Work to be completed. Return all lines from the listing below in which "component" appears.

#### Information supplied

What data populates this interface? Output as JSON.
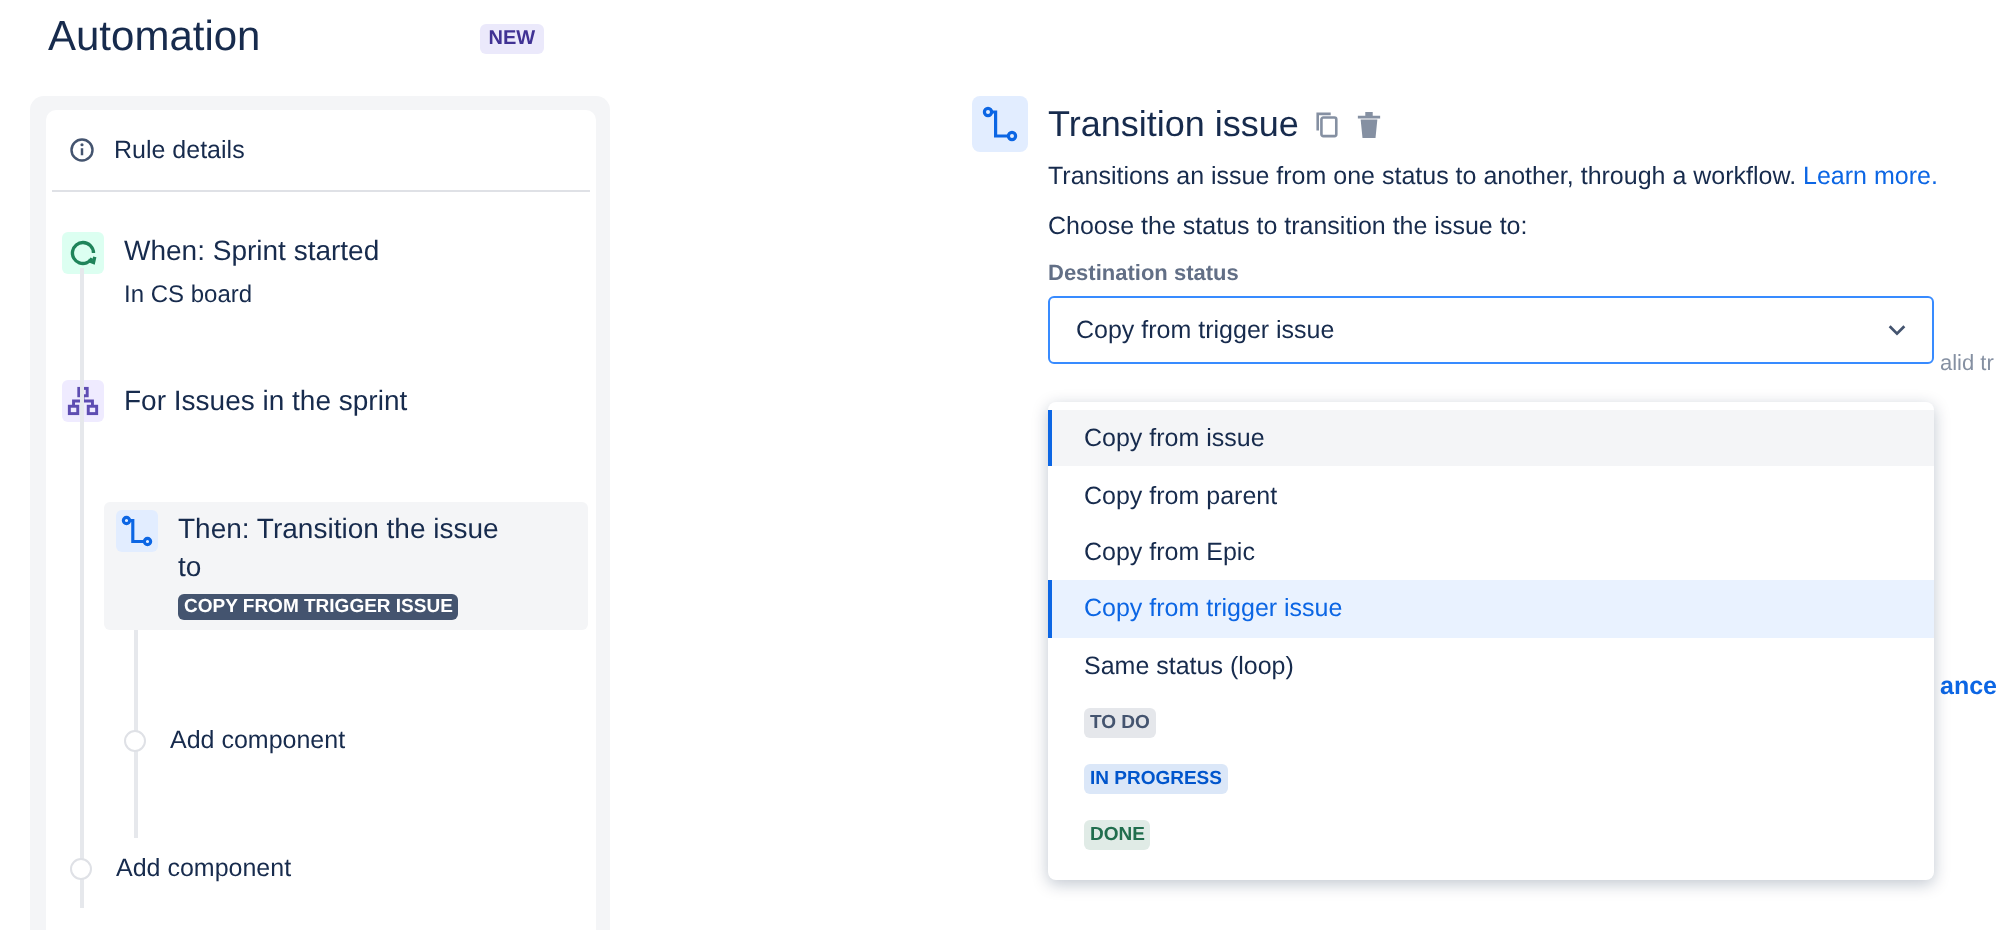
{
  "header": {
    "title": "Automation",
    "badge": "NEW"
  },
  "rule": {
    "details": "Rule details",
    "trigger": {
      "title": "When: Sprint started",
      "subtitle": "In CS board"
    },
    "branch": {
      "title": "For Issues in the sprint",
      "action": {
        "title": "Then: Transition the issue to",
        "tag": "COPY FROM TRIGGER ISSUE",
        "selected": true
      },
      "add": "Add component"
    },
    "add": "Add component"
  },
  "panel": {
    "title": "Transition issue",
    "description": "Transitions an issue from one status to another, through a workflow.",
    "link": "Learn more.",
    "prompt": "Choose the status to transition the issue to:",
    "field_label": "Destination status",
    "value": "Copy from trigger issue",
    "helper": "alid tr",
    "cancel": "ance",
    "options": [
      {
        "kind": "option",
        "label": "Copy from issue",
        "focused": true,
        "selected": false
      },
      {
        "kind": "option",
        "label": "Copy from parent",
        "focused": false,
        "selected": false
      },
      {
        "kind": "option",
        "label": "Copy from Epic",
        "focused": false,
        "selected": false
      },
      {
        "kind": "option",
        "label": "Copy from trigger issue",
        "focused": false,
        "selected": true
      },
      {
        "kind": "option",
        "label": "Same status (loop)",
        "focused": false,
        "selected": false
      },
      {
        "kind": "status",
        "label": "TO DO",
        "color": "#44546f",
        "focused": false,
        "selected": false
      },
      {
        "kind": "status",
        "label": "IN PROGRESS",
        "color": "#0055cc",
        "focused": false,
        "selected": false
      },
      {
        "kind": "status",
        "label": "DONE",
        "color": "#216e4e",
        "focused": false,
        "selected": false
      }
    ]
  }
}
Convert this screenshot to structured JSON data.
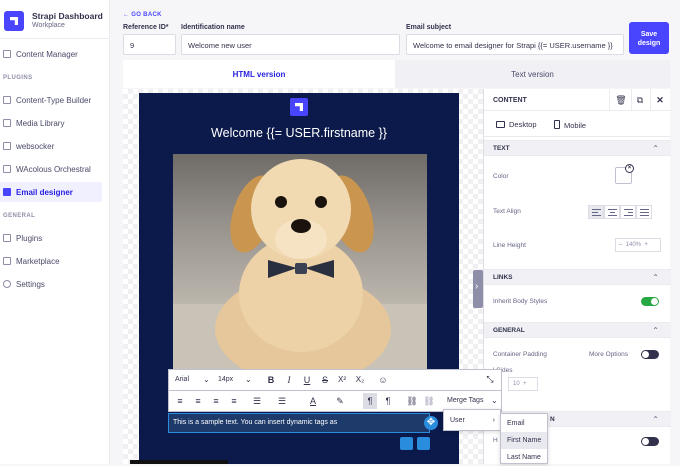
{
  "brand": {
    "title": "Strapi Dashboard",
    "subtitle": "Workplace"
  },
  "nav": {
    "content_manager": "Content Manager",
    "plugins_header": "PLUGINS",
    "plugins": [
      "Content-Type Builder",
      "Media Library",
      "websocker",
      "WAcolous Orchestral",
      "Email designer"
    ],
    "active": "Email designer",
    "general_header": "GENERAL",
    "general": [
      "Plugins",
      "Marketplace",
      "Settings"
    ]
  },
  "form": {
    "go_back": "GO BACK",
    "reference_label": "Reference ID*",
    "reference_value": "9",
    "name_label": "Identification name",
    "name_value": "Welcome new user",
    "subject_label": "Email subject",
    "subject_value": "Welcome to email designer for Strapi {{= USER.username }}",
    "save_label": "Save design"
  },
  "tabs": {
    "html": "HTML version",
    "text": "Text version"
  },
  "email": {
    "title": "Welcome {{= USER.firstname }}",
    "body_text": "This is a sample text. You can insert dynamic tags as"
  },
  "toolbar": {
    "font": "Arial",
    "size": "14px",
    "merge_tags": "Merge Tags",
    "user_item": "User",
    "submenu": [
      "Email",
      "First Name",
      "Last Name"
    ],
    "highlighted": "First Name"
  },
  "panel": {
    "title": "CONTENT",
    "desktop": "Desktop",
    "mobile": "Mobile",
    "text_group": "TEXT",
    "color_label": "Color",
    "align_label": "Text Align",
    "line_height_label": "Line Height",
    "line_height_value": "140%",
    "links_group": "LINKS",
    "inherit_label": "Inherit Body Styles",
    "inherit_on": true,
    "general_group": "GENERAL",
    "padding_label": "Container Padding",
    "more_options": "More Options",
    "more_options_on": false,
    "all_sides": "l Sides",
    "padding_value": "10",
    "hidden_group_tail": "N",
    "hidden_row_tail": "H"
  },
  "colors": {
    "accent": "#4945ff",
    "email_bg": "#0b1a4a",
    "toggle_on": "#28a745",
    "editor_border": "#2a8cdd"
  }
}
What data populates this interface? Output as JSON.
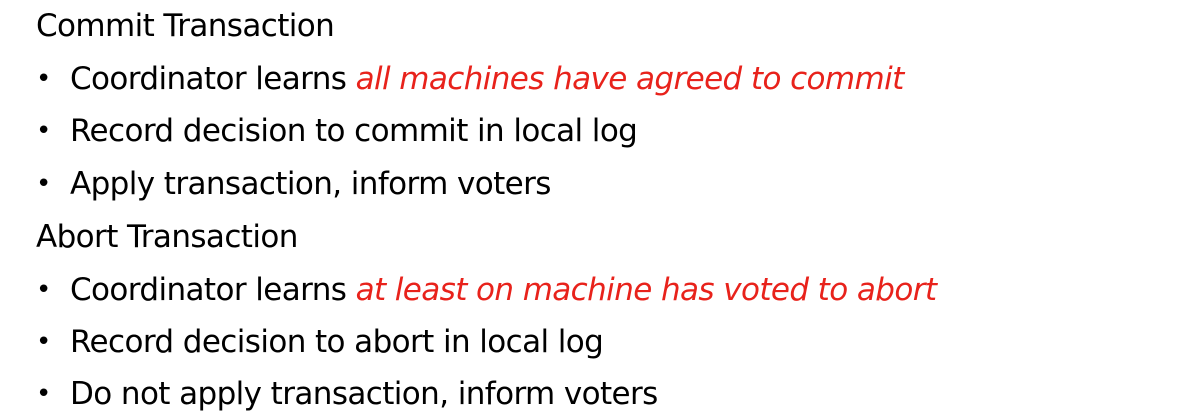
{
  "sections": [
    {
      "title": "Commit Transaction",
      "bullets": [
        {
          "text": "Coordinator learns ",
          "emphasis": "all machines have agreed to commit"
        },
        {
          "text": "Record decision to commit in local log",
          "emphasis": ""
        },
        {
          "text": "Apply transaction, inform voters",
          "emphasis": ""
        }
      ]
    },
    {
      "title": "Abort Transaction",
      "bullets": [
        {
          "text": "Coordinator learns ",
          "emphasis": "at least on machine has voted to abort"
        },
        {
          "text": "Record decision to abort in local log",
          "emphasis": ""
        },
        {
          "text": "Do not apply transaction, inform voters",
          "emphasis": ""
        }
      ]
    }
  ],
  "bullet_symbol": "•",
  "colors": {
    "text": "#000000",
    "emphasis": "#e8221b",
    "background": "#ffffff"
  }
}
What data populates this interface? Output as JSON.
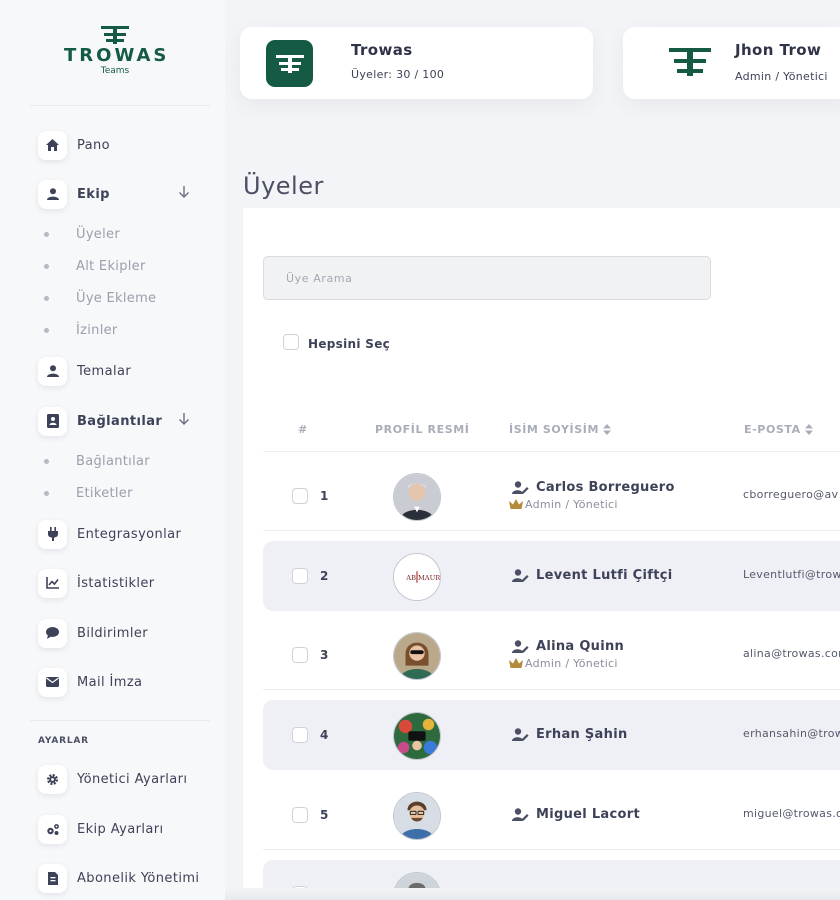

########

Problem solution.
      "add": "Add component"
    "add": "Add component"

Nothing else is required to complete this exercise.